Merlin: It wasn't very nice.
Arthur: It was a bit unfair. Like when you called me fat.
Merlin: Why was that unfair?
Arthur: Because I am not f...

He realizes that Merlin is joking and pulls him into a headlock, releasing him only when he admits that Arthur doesn't need to get in shape. Satisified that he's made him smile, Arthur then states that he's got to complete all the chores he's given him.


  • Attempted Rape: Freya insinuates that this is what led her to kill a man, thus resulting in his mother cursing her.
  • Awful Truth: Freya's Dark Secret
  • Beautiful Dreamer: Merlin watches Freya sleep for a few moments.
  • Birds of a Feather: Merlin and Freya; both shy, unassuming, sweet-natured youngsters with magic.
  • Bounty Hunter: Halig
  • Break His Heart to Save Him: Freya runs away so that Merlin doesn't lose his chance at a good life in Camelot.
  • Chekhov's Gunman: Discerning viewers will well-remember that Freya's cremation takes place on the same lake that Merlin threw Excalibur into.
  • Clothing Damage: Freya's torn dress.
  • Continuity Nod: This is not the first time the treskelion tattoo has been seen on a Druid, nor the last.
  • Disproportionate Retribution: Perhaps. Freya turns into a Bastet because she killed a man in self-defence and was subsequently cursed by his vengeful mother. That's Freya's version of events, and there's no in-show reason to disbelief her.
  • Downer Ending: The Damsel in Distress and Love Interest dies in the hero's arms.
  • The Dulcinea Effect: Freya, so much so that Merlin is willing to abandon his destiny and run away with her.
  • Empathic Environment: It's raining as Freya dies.
  • Foreshadowing: So, did you get the part where Freya likes lakes?
    • A couple more fulfilled within the episode. The first, when Merlin brings Freya food (she eats like an animal) and the second, when he is stealing a dress for her and tells Gwen that, since it's infested with moths, he'll have to burn it. Cue Freya being cremated while wearing it.
  • Friend or Idol Decision: A romantic variant. Merlin must chose between Freya and Arthur. He actually chooses Freya, but destiny puts a stop to this.
  • Holding Hands: Merlin and Freya, when he's helping her escape from Halig, when he tells her he has never known anyone like her, and when they kiss for the first time.
  • I Did What I Had to Do: Gaius's rationalisation for turning Freya over to Uther; she might be an innocent victim of the curse, but she will keep killing people until she's stopped.
  • Impending Doom P.O.V.: While the Bastet is hunting.
  • Karmic Death: Halig is killed by the girl he terrorized.
  • Let Them Die Happy: Merlin takes Freya to a place that reminds her of her home.
  • The Lost Lenore: Poor Freya.

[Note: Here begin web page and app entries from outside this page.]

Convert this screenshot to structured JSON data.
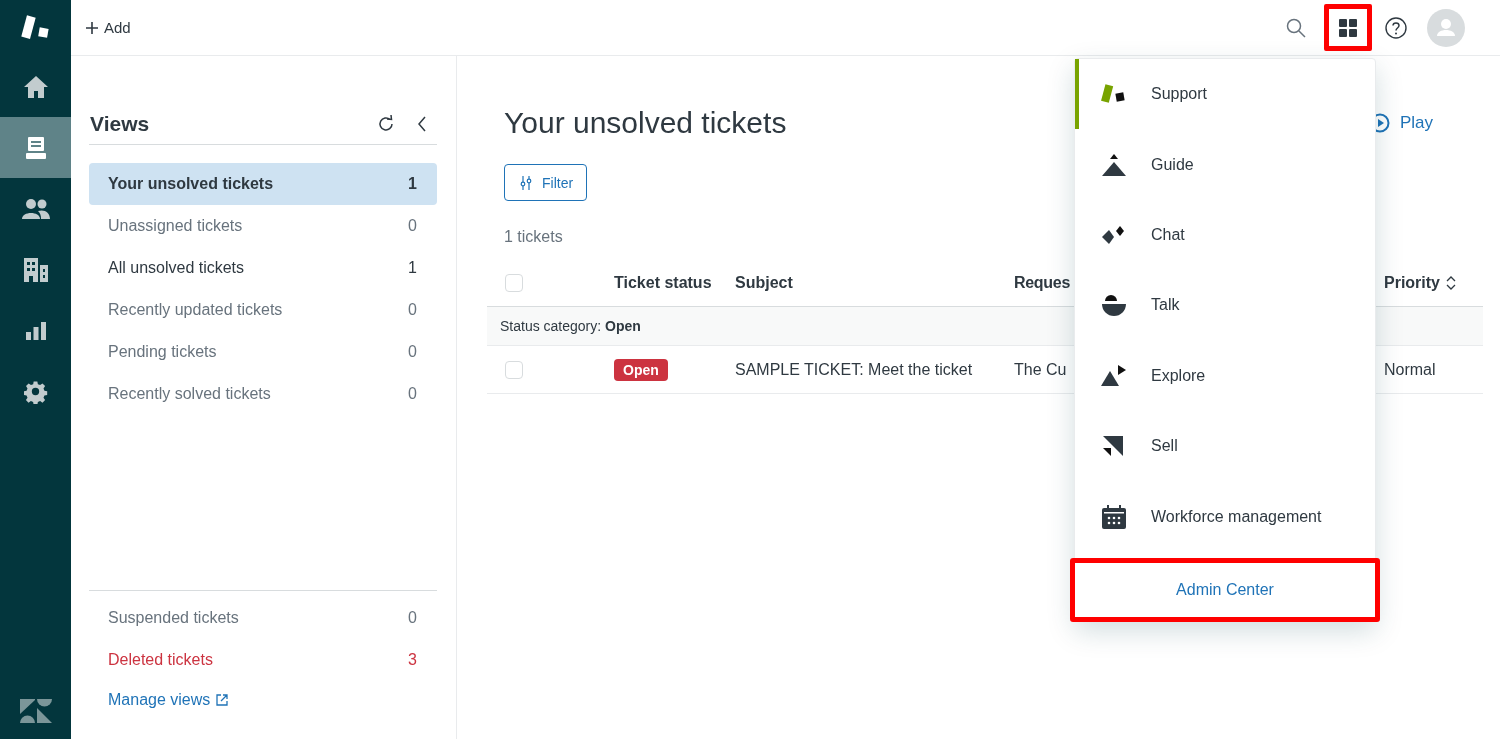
{
  "nav": {
    "items": [
      {
        "kind": "home",
        "selected": false
      },
      {
        "kind": "tickets",
        "selected": true
      },
      {
        "kind": "users",
        "selected": false
      },
      {
        "kind": "organizations",
        "selected": false
      },
      {
        "kind": "reports",
        "selected": false
      },
      {
        "kind": "settings",
        "selected": false
      }
    ]
  },
  "top_bar": {
    "add_label": "Add",
    "actions": [
      {
        "kind": "search",
        "highlighted": false
      },
      {
        "kind": "apps",
        "highlighted": true
      },
      {
        "kind": "help",
        "highlighted": false
      },
      {
        "kind": "avatar",
        "highlighted": false
      }
    ]
  },
  "views": {
    "title": "Views",
    "items": [
      {
        "label": "Your unsolved tickets",
        "count": "1",
        "selected": true,
        "muted": false
      },
      {
        "label": "Unassigned tickets",
        "count": "0",
        "selected": false,
        "muted": true
      },
      {
        "label": "All unsolved tickets",
        "count": "1",
        "selected": false,
        "muted": false
      },
      {
        "label": "Recently updated tickets",
        "count": "0",
        "selected": false,
        "muted": true
      },
      {
        "label": "Pending tickets",
        "count": "0",
        "selected": false,
        "muted": true
      },
      {
        "label": "Recently solved tickets",
        "count": "0",
        "selected": false,
        "muted": true
      }
    ],
    "footer_items": [
      {
        "label": "Suspended tickets",
        "count": "0",
        "kind": "normal"
      },
      {
        "label": "Deleted tickets",
        "count": "3",
        "kind": "danger"
      }
    ],
    "manage_link": "Manage views"
  },
  "main": {
    "title": "Your unsolved tickets",
    "play_label": "Play",
    "filter_label": "Filter",
    "count_text": "1 tickets",
    "select_all_checked": false,
    "columns": [
      {
        "label": "Ticket status"
      },
      {
        "label": "Subject"
      },
      {
        "label": "Reques"
      },
      {
        "label": "Priority",
        "sortable": true
      }
    ],
    "groups": [
      {
        "label": "Status category: **Open**",
        "rows": [
          {
            "checked": false,
            "status": "Open",
            "subject": "SAMPLE TICKET: Meet the ticket",
            "requester": "The Cu",
            "priority": "Normal"
          }
        ]
      }
    ]
  },
  "product_menu": {
    "items": [
      {
        "kind": "support",
        "label": "Support",
        "selected": true
      },
      {
        "kind": "guide",
        "label": "Guide",
        "selected": false
      },
      {
        "kind": "chat",
        "label": "Chat",
        "selected": false
      },
      {
        "kind": "talk",
        "label": "Talk",
        "selected": false
      },
      {
        "kind": "explore",
        "label": "Explore",
        "selected": false
      },
      {
        "kind": "sell",
        "label": "Sell",
        "selected": false
      },
      {
        "kind": "workforce",
        "label": "Workforce management",
        "selected": false
      }
    ],
    "admin": {
      "label": "Admin Center",
      "highlighted": true
    }
  }
}
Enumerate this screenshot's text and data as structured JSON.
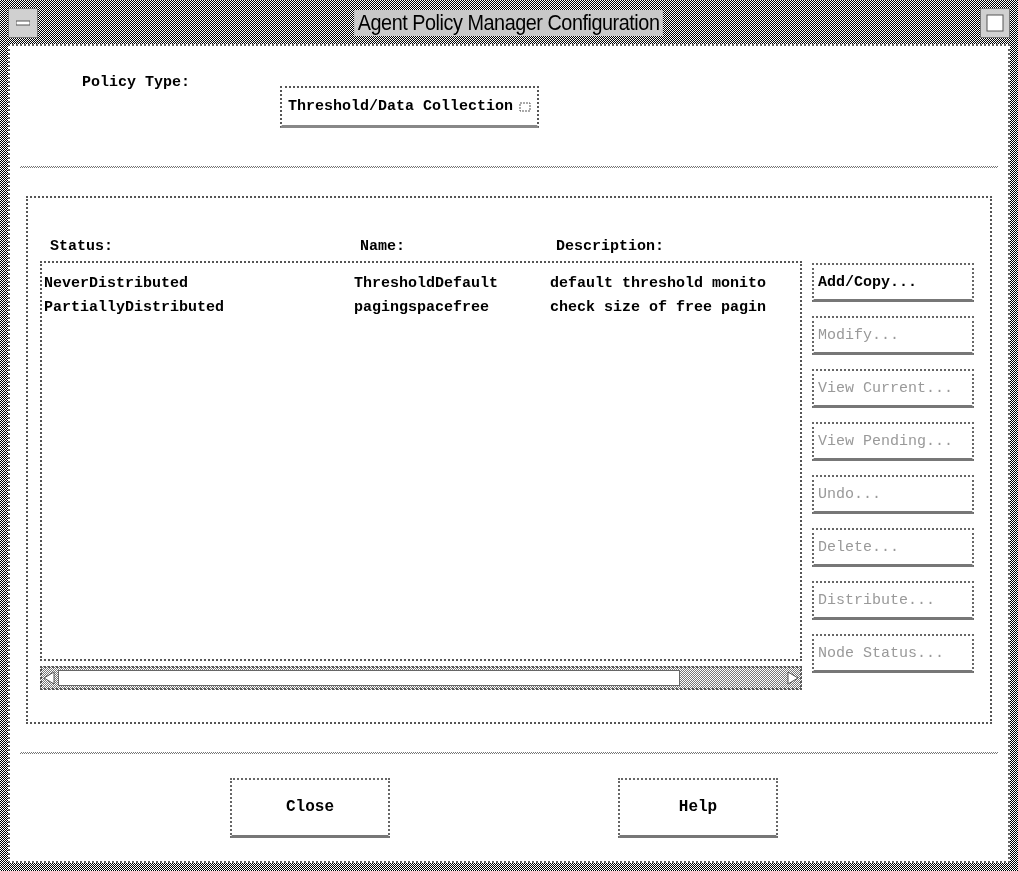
{
  "window": {
    "title": "Agent Policy Manager Configuration"
  },
  "policy_type": {
    "label": "Policy Type:",
    "value": "Threshold/Data Collection"
  },
  "table": {
    "columns": [
      "Status:",
      "Name:",
      "Description:"
    ],
    "rows": [
      {
        "cells": [
          "NeverDistributed",
          "ThresholdDefault",
          "default threshold monito"
        ],
        "selected": false
      },
      {
        "cells": [
          "PartiallyDistributed",
          "pagingspacefree",
          "check size of free pagin"
        ],
        "selected": false
      }
    ]
  },
  "actions": [
    {
      "label": "Add/Copy...",
      "disabled": false
    },
    {
      "label": "Modify...",
      "disabled": true
    },
    {
      "label": "View Current...",
      "disabled": true
    },
    {
      "label": "View Pending...",
      "disabled": true
    },
    {
      "label": "Undo...",
      "disabled": true
    },
    {
      "label": "Delete...",
      "disabled": true
    },
    {
      "label": "Distribute...",
      "disabled": true
    },
    {
      "label": "Node Status...",
      "disabled": true
    }
  ],
  "buttons": [
    "Close",
    "Help"
  ]
}
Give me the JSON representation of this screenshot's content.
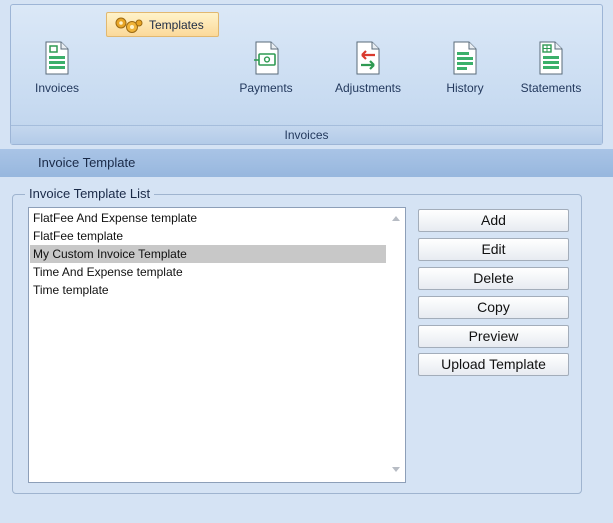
{
  "ribbon": {
    "templates_label": "Templates",
    "buttons": [
      {
        "label": "Invoices"
      },
      {
        "label": "Payments"
      },
      {
        "label": "Adjustments"
      },
      {
        "label": "History"
      },
      {
        "label": "Statements"
      }
    ],
    "group_label": "Invoices"
  },
  "section_title": "Invoice Template",
  "template_list": {
    "legend": "Invoice Template List",
    "items": [
      "FlatFee And Expense template",
      "FlatFee template",
      "My Custom Invoice Template",
      "Time And Expense template",
      "Time template"
    ],
    "selected_item": "My Custom Invoice Template"
  },
  "actions": {
    "add": "Add",
    "edit": "Edit",
    "delete": "Delete",
    "copy": "Copy",
    "preview": "Preview",
    "upload": "Upload Template"
  },
  "colors": {
    "background": "#d5e3f4",
    "section_bar": "#a9c4e6",
    "selected_row": "#c8c8c8",
    "templates_highlight": "#fbd99a"
  }
}
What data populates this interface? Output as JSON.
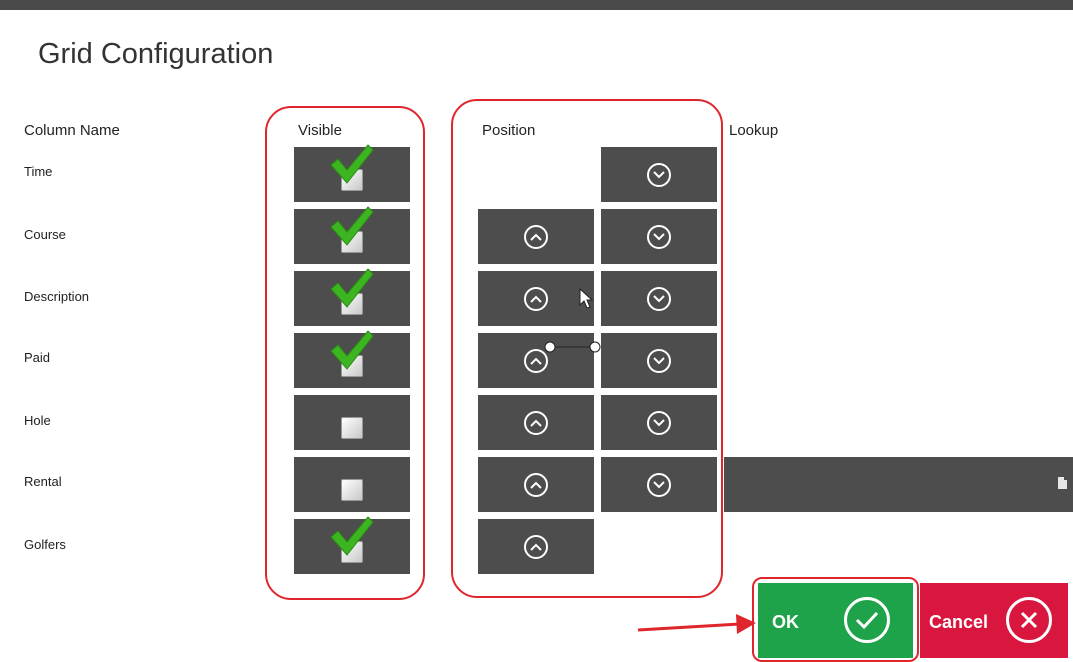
{
  "window": {
    "title": "Grid Configuration"
  },
  "headers": {
    "column_name": "Column Name",
    "visible": "Visible",
    "position": "Position",
    "lookup": "Lookup"
  },
  "rows": [
    {
      "name": "Time",
      "visible": true
    },
    {
      "name": "Course",
      "visible": true
    },
    {
      "name": "Description",
      "visible": true
    },
    {
      "name": "Paid",
      "visible": true
    },
    {
      "name": "Hole",
      "visible": false
    },
    {
      "name": "Rental",
      "visible": false
    },
    {
      "name": "Golfers",
      "visible": true
    }
  ],
  "buttons": {
    "ok": "OK",
    "cancel": "Cancel"
  },
  "icons": {
    "move_up": "chevron-up-circle-icon",
    "move_down": "chevron-down-circle-icon",
    "checked": "green-checkmark-icon",
    "lookup": "document-icon",
    "ok": "check-circle-icon",
    "cancel": "x-circle-icon"
  },
  "colors": {
    "tile": "#4d4d4d",
    "ok": "#1fa34a",
    "cancel": "#d8163e",
    "annotation": "#e0262d",
    "check": "#3cb521"
  }
}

How well does it match the trope?

Example of:


Media sources: